I’m not hiding it – it’s here. A lot of it is a fairly obvious “beer belly” – a term I hate, by the way, because I don’t drink beer. But the incredulous inquirers do have a point: My pants are only a size larger now than they were when I left the US Army 30+ years ago – at a lean 155.
I’ve talked to my primary care doctor. I’ve talked to the nutritionist he referred me to. I’ve talked to weight management counselors, physical therapists . . . and I’ve read books and articles on macrobiotics, vegitarian eating, portion control, fasting, pacing, juicing . . .
None of it has worked for me. There is one reason why, and it’s the giant pink elephant in the room. It’s terribly obvious to me, but nobody else wants to acknowledge it because it is an automatic barrier to the success of whatever approach they pitch at me. I’m a disabled veteran – I had a bone tumor in my left leg, and that bone has been permanently structurally weakened.
Imagine building a bridge across a half-mile wide river, and the central girder on the left side of the bridge was manufactured wrong and can only stand 10% of the weight it was intended to. What is going to happen to that bridge when rush hour traffic hits it? During the first 3 months after the surgery to treat my tumor, I was hospitalized an additional 10 times for stress fractures related to my not believing the limitations imposed on me. I believe them now.
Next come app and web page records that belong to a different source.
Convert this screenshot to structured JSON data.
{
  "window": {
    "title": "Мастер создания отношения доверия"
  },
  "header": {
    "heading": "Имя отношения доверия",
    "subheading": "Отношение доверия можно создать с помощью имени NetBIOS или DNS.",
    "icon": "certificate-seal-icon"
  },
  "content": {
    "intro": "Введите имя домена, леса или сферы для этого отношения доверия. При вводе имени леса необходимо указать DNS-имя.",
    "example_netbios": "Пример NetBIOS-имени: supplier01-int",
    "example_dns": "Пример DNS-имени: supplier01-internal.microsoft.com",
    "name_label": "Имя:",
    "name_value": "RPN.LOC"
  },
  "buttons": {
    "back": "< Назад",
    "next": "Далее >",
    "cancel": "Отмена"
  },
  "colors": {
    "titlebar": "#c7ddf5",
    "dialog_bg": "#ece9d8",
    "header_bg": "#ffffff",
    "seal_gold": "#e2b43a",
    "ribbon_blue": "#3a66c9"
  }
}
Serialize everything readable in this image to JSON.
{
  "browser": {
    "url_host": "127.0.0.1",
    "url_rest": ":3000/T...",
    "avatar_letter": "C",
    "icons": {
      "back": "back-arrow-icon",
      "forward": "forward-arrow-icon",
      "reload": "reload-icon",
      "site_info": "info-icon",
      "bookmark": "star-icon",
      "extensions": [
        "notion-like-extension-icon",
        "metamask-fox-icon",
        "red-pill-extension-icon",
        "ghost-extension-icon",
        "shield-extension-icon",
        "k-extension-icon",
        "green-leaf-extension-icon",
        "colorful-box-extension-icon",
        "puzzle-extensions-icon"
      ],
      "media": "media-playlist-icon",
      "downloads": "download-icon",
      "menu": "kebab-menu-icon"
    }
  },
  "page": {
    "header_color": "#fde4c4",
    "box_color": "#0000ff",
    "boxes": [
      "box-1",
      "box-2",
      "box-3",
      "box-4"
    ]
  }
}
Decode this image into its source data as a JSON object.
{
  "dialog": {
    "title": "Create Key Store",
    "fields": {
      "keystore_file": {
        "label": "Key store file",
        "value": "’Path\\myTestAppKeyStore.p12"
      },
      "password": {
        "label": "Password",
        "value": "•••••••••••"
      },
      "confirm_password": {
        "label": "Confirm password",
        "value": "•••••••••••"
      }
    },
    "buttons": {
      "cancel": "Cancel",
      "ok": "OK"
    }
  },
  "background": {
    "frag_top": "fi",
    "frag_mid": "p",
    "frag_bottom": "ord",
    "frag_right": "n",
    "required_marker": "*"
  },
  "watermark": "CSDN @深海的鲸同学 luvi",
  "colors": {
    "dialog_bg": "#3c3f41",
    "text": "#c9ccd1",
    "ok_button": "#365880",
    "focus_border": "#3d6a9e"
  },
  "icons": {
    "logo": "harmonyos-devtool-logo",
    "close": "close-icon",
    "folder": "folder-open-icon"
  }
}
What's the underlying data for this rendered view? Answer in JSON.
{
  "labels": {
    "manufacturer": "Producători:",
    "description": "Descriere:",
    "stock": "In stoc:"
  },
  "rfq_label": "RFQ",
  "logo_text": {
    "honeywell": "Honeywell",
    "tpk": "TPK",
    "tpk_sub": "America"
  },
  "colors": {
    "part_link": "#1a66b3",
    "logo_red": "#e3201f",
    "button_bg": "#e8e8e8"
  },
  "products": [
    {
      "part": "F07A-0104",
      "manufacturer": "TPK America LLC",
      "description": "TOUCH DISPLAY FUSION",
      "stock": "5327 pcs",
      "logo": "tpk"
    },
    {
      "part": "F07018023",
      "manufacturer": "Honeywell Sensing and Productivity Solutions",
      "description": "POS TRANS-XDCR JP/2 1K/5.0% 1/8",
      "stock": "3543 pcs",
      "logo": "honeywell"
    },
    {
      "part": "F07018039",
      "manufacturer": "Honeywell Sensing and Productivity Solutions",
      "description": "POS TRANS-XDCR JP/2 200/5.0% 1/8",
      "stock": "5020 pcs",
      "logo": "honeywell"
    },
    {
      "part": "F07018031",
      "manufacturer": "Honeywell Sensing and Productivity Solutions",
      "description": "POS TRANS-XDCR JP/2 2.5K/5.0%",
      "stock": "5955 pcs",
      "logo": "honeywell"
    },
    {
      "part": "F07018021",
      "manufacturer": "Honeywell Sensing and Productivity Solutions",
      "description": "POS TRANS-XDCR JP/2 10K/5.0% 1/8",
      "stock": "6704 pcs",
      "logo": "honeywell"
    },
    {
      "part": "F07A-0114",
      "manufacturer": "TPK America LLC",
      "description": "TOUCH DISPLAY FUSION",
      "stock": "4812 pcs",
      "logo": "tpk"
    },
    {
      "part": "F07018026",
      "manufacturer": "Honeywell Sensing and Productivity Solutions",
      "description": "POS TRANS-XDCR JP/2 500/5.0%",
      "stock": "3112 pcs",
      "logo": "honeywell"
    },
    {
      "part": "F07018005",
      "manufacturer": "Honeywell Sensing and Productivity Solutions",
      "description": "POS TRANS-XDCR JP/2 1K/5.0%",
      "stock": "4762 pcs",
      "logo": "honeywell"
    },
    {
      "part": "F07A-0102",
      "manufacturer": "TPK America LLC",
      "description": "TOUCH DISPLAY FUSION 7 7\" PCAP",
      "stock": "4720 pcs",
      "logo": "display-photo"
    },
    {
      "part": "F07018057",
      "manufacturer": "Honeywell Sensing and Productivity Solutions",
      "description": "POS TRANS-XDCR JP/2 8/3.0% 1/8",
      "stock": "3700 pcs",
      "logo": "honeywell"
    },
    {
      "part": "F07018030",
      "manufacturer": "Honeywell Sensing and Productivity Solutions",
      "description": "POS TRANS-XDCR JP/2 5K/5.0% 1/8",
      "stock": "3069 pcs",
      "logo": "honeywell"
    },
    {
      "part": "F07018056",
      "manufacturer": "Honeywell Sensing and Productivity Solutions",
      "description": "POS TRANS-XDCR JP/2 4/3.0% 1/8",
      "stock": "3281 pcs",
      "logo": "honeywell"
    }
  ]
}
That’s what’s wrong with my leg now. Instead of being able to stand the stresses of all the normal activity I used to do, I’m now limited to “No pushing, pulling, or lifting over 30 pounds” AND “no walking more than 1 mile per day TOTAL” – that includes trips to the bathroom and the kitchen. Let me tell you, it’s amazing how small one mile is when you carry a pedometer around the house for a few weeks. I have one of those “Cory Everson” resistance cable type home exercise machines, but it seems impossible to do enough repetitions with only 30 pounds of resistance to either burn fat or build muscle.
So, the next time you see someone in the store, or on the beach (which won’t be me, I don’t live anywhere near a beach) who is heavy, don’t automatically think that they are just lazy or don’t care about how they look. Some of us care a LOT – there just isn’t anything we can do. Because we are trying.